What needs to be done —
Write out each line of the material exactly as given, and drop the images.
· · · · ·
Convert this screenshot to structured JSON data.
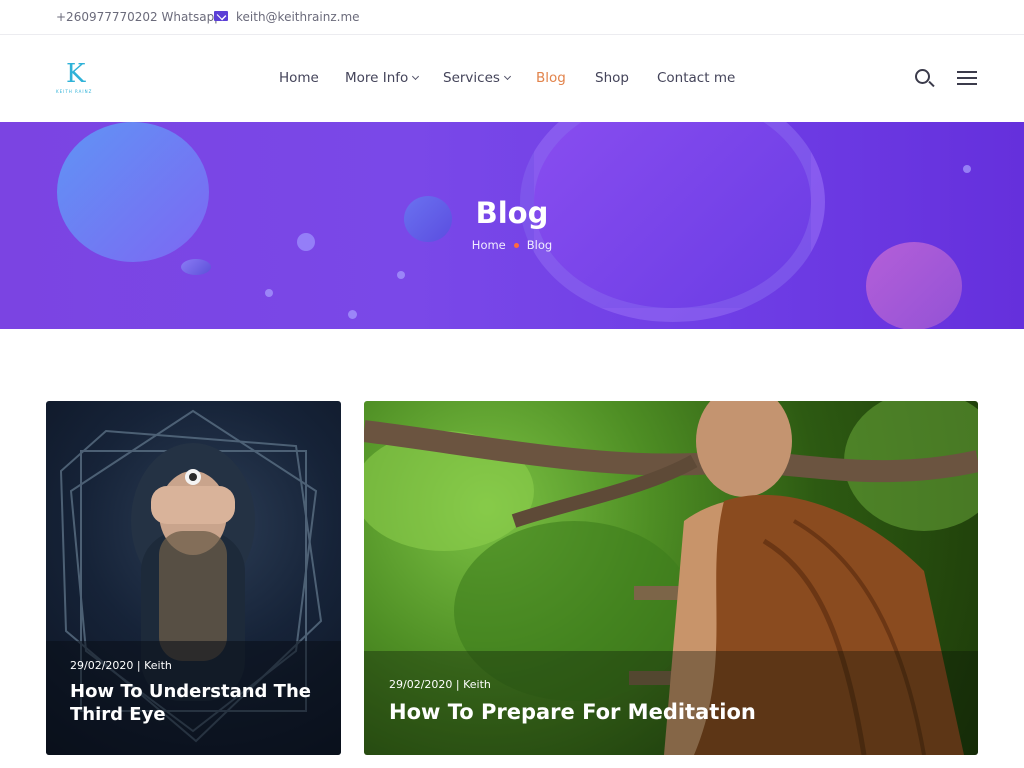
{
  "topbar": {
    "phone": "+260977770202 Whatsapp",
    "email": "keith@keithrainz.me"
  },
  "logo": {
    "mark": "K",
    "tagline": "KEITH RAINZ"
  },
  "nav": {
    "home": "Home",
    "more_info": "More Info",
    "services": "Services",
    "blog": "Blog",
    "shop": "Shop",
    "contact": "Contact me"
  },
  "hero": {
    "title": "Blog",
    "breadcrumb_home": "Home",
    "breadcrumb_current": "Blog"
  },
  "posts": [
    {
      "meta": "29/02/2020 | Keith",
      "title": "How To Understand The Third Eye"
    },
    {
      "meta": "29/02/2020 | Keith",
      "title": "How To Prepare For Meditation"
    }
  ],
  "colors": {
    "accent": "#5b3fd6",
    "active_nav": "#e2834b",
    "hero_purple": "#7a48e8",
    "crumb_dot": "#ff6b3d"
  },
  "icons": [
    "mail-icon",
    "search-icon",
    "menu-icon",
    "chevron-down-icon"
  ]
}
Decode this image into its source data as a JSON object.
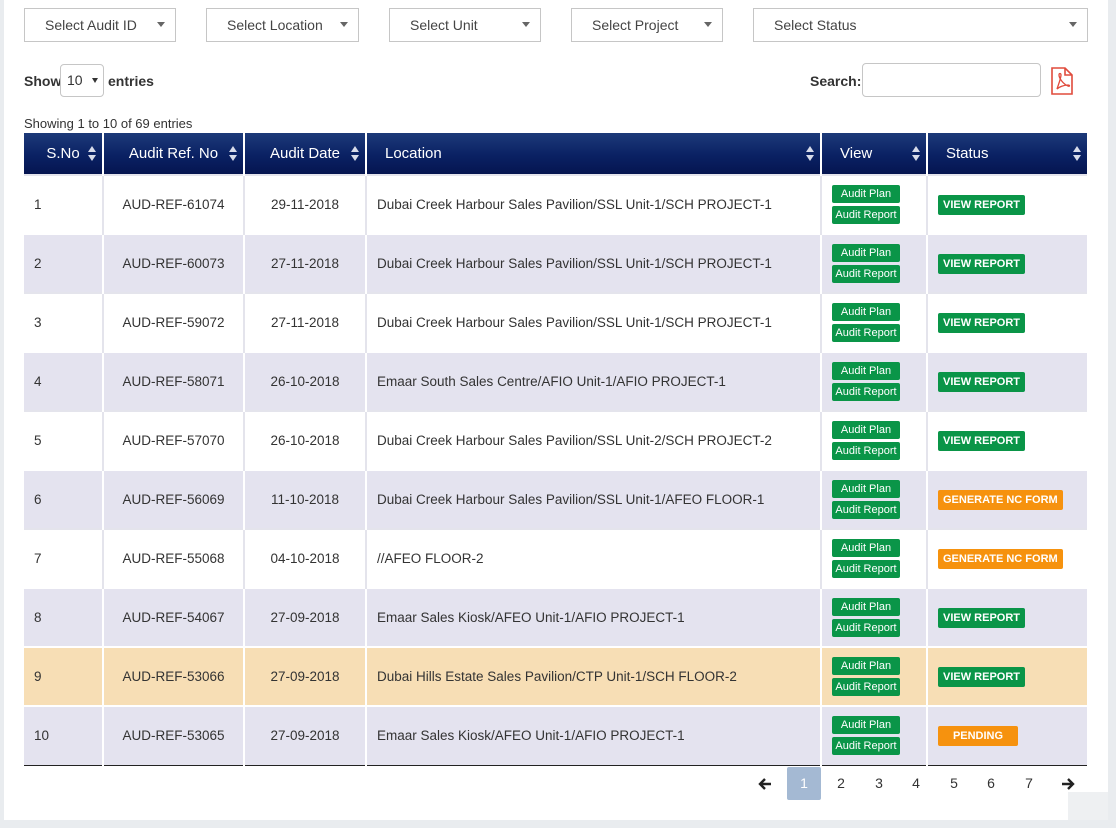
{
  "filters": {
    "audit_id": "Select Audit ID",
    "location": "Select Location",
    "unit": "Select Unit",
    "project": "Select Project",
    "status": "Select Status"
  },
  "length": {
    "show": "Show",
    "value": "10",
    "entries": "entries"
  },
  "search": {
    "label": "Search:",
    "value": ""
  },
  "info": "Showing 1 to 10 of 69 entries",
  "table": {
    "headers": [
      "S.No",
      "Audit Ref. No",
      "Audit Date",
      "Location",
      "View",
      "Status"
    ],
    "view_buttons": {
      "plan": "Audit Plan",
      "report": "Audit Report"
    },
    "rows": [
      {
        "sno": "1",
        "ref": "AUD-REF-61074",
        "date": "29-11-2018",
        "location": "Dubai Creek Harbour Sales Pavilion/SSL Unit-1/SCH PROJECT-1",
        "status": "VIEW REPORT"
      },
      {
        "sno": "2",
        "ref": "AUD-REF-60073",
        "date": "27-11-2018",
        "location": "Dubai Creek Harbour Sales Pavilion/SSL Unit-1/SCH PROJECT-1",
        "status": "VIEW REPORT"
      },
      {
        "sno": "3",
        "ref": "AUD-REF-59072",
        "date": "27-11-2018",
        "location": "Dubai Creek Harbour Sales Pavilion/SSL Unit-1/SCH PROJECT-1",
        "status": "VIEW REPORT"
      },
      {
        "sno": "4",
        "ref": "AUD-REF-58071",
        "date": "26-10-2018",
        "location": "Emaar South Sales Centre/AFIO Unit-1/AFIO PROJECT-1",
        "status": "VIEW REPORT"
      },
      {
        "sno": "5",
        "ref": "AUD-REF-57070",
        "date": "26-10-2018",
        "location": "Dubai Creek Harbour Sales Pavilion/SSL Unit-2/SCH PROJECT-2",
        "status": "VIEW REPORT"
      },
      {
        "sno": "6",
        "ref": "AUD-REF-56069",
        "date": "11-10-2018",
        "location": "Dubai Creek Harbour Sales Pavilion/SSL Unit-1/AFEO FLOOR-1",
        "status": "GENERATE NC FORM"
      },
      {
        "sno": "7",
        "ref": "AUD-REF-55068",
        "date": "04-10-2018",
        "location": "//AFEO FLOOR-2",
        "status": "GENERATE NC FORM"
      },
      {
        "sno": "8",
        "ref": "AUD-REF-54067",
        "date": "27-09-2018",
        "location": "Emaar Sales Kiosk/AFEO Unit-1/AFIO PROJECT-1",
        "status": "VIEW REPORT"
      },
      {
        "sno": "9",
        "ref": "AUD-REF-53066",
        "date": "27-09-2018",
        "location": "Dubai Hills Estate Sales Pavilion/CTP Unit-1/SCH FLOOR-2",
        "status": "VIEW REPORT"
      },
      {
        "sno": "10",
        "ref": "AUD-REF-53065",
        "date": "27-09-2018",
        "location": "Emaar Sales Kiosk/AFEO Unit-1/AFIO PROJECT-1",
        "status": "PENDING"
      }
    ]
  },
  "pagination": {
    "pages": [
      "1",
      "2",
      "3",
      "4",
      "5",
      "6",
      "7"
    ],
    "active": "1"
  },
  "colors": {
    "header": "#0a2163",
    "green": "#0a9548",
    "orange": "#f6920e",
    "highlight_row": "#f7deb5",
    "active_page": "#a4b9d3"
  },
  "icons": {
    "pdf": "pdf-icon",
    "prev": "arrow-left-icon",
    "next": "arrow-right-icon"
  }
}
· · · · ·
Answer below —
Convert this screenshot to structured JSON data.
{
  "topbar": {
    "phone": "+260977770202 Whatsapp",
    "email": "keith@keithrainz.me"
  },
  "logo": {
    "mark": "K",
    "tagline": "KEITH RAINZ"
  },
  "nav": {
    "home": "Home",
    "more_info": "More Info",
    "services": "Services",
    "blog": "Blog",
    "shop": "Shop",
    "contact": "Contact me"
  },
  "hero": {
    "title": "Blog",
    "breadcrumb_home": "Home",
    "breadcrumb_current": "Blog"
  },
  "posts": [
    {
      "meta": "29/02/2020 | Keith",
      "title": "How To Understand The Third Eye"
    },
    {
      "meta": "29/02/2020 | Keith",
      "title": "How To Prepare For Meditation"
    }
  ],
  "colors": {
    "accent": "#5b3fd6",
    "active_nav": "#e2834b",
    "hero_purple": "#7a48e8",
    "crumb_dot": "#ff6b3d"
  },
  "icons": [
    "mail-icon",
    "search-icon",
    "menu-icon",
    "chevron-down-icon"
  ]
}
Decode this image into its source data as a JSON object.
{
  "filters": {
    "audit_id": "Select Audit ID",
    "location": "Select Location",
    "unit": "Select Unit",
    "project": "Select Project",
    "status": "Select Status"
  },
  "length": {
    "show": "Show",
    "value": "10",
    "entries": "entries"
  },
  "search": {
    "label": "Search:",
    "value": ""
  },
  "info": "Showing 1 to 10 of 69 entries",
  "table": {
    "headers": [
      "S.No",
      "Audit Ref. No",
      "Audit Date",
      "Location",
      "View",
      "Status"
    ],
    "view_buttons": {
      "plan": "Audit Plan",
      "report": "Audit Report"
    },
    "rows": [
      {
        "sno": "1",
        "ref": "AUD-REF-61074",
        "date": "29-11-2018",
        "location": "Dubai Creek Harbour Sales Pavilion/SSL Unit-1/SCH PROJECT-1",
        "status": "VIEW REPORT"
      },
      {
        "sno": "2",
        "ref": "AUD-REF-60073",
        "date": "27-11-2018",
        "location": "Dubai Creek Harbour Sales Pavilion/SSL Unit-1/SCH PROJECT-1",
        "status": "VIEW REPORT"
      },
      {
        "sno": "3",
        "ref": "AUD-REF-59072",
        "date": "27-11-2018",
        "location": "Dubai Creek Harbour Sales Pavilion/SSL Unit-1/SCH PROJECT-1",
        "status": "VIEW REPORT"
      },
      {
        "sno": "4",
        "ref": "AUD-REF-58071",
        "date": "26-10-2018",
        "location": "Emaar South Sales Centre/AFIO Unit-1/AFIO PROJECT-1",
        "status": "VIEW REPORT"
      },
      {
        "sno": "5",
        "ref": "AUD-REF-57070",
        "date": "26-10-2018",
        "location": "Dubai Creek Harbour Sales Pavilion/SSL Unit-2/SCH PROJECT-2",
        "status": "VIEW REPORT"
      },
      {
        "sno": "6",
        "ref": "AUD-REF-56069",
        "date": "11-10-2018",
        "location": "Dubai Creek Harbour Sales Pavilion/SSL Unit-1/AFEO FLOOR-1",
        "status": "GENERATE NC FORM"
      },
      {
        "sno": "7",
        "ref": "AUD-REF-55068",
        "date": "04-10-2018",
        "location": "//AFEO FLOOR-2",
        "status": "GENERATE NC FORM"
      },
      {
        "sno": "8",
        "ref": "AUD-REF-54067",
        "date": "27-09-2018",
        "location": "Emaar Sales Kiosk/AFEO Unit-1/AFIO PROJECT-1",
        "status": "VIEW REPORT"
      },
      {
        "sno": "9",
        "ref": "AUD-REF-53066",
        "date": "27-09-2018",
        "location": "Dubai Hills Estate Sales Pavilion/CTP Unit-1/SCH FLOOR-2",
        "status": "VIEW REPORT"
      },
      {
        "sno": "10",
        "ref": "AUD-REF-53065",
        "date": "27-09-2018",
        "location": "Emaar Sales Kiosk/AFEO Unit-1/AFIO PROJECT-1",
        "status": "PENDING"
      }
    ]
  },
  "pagination": {
    "pages": [
      "1",
      "2",
      "3",
      "4",
      "5",
      "6",
      "7"
    ],
    "active": "1"
  },
  "colors": {
    "header": "#0a2163",
    "green": "#0a9548",
    "orange": "#f6920e",
    "highlight_row": "#f7deb5",
    "active_page": "#a4b9d3"
  },
  "icons": {
    "pdf": "pdf-icon",
    "prev": "arrow-left-icon",
    "next": "arrow-right-icon"
  }
}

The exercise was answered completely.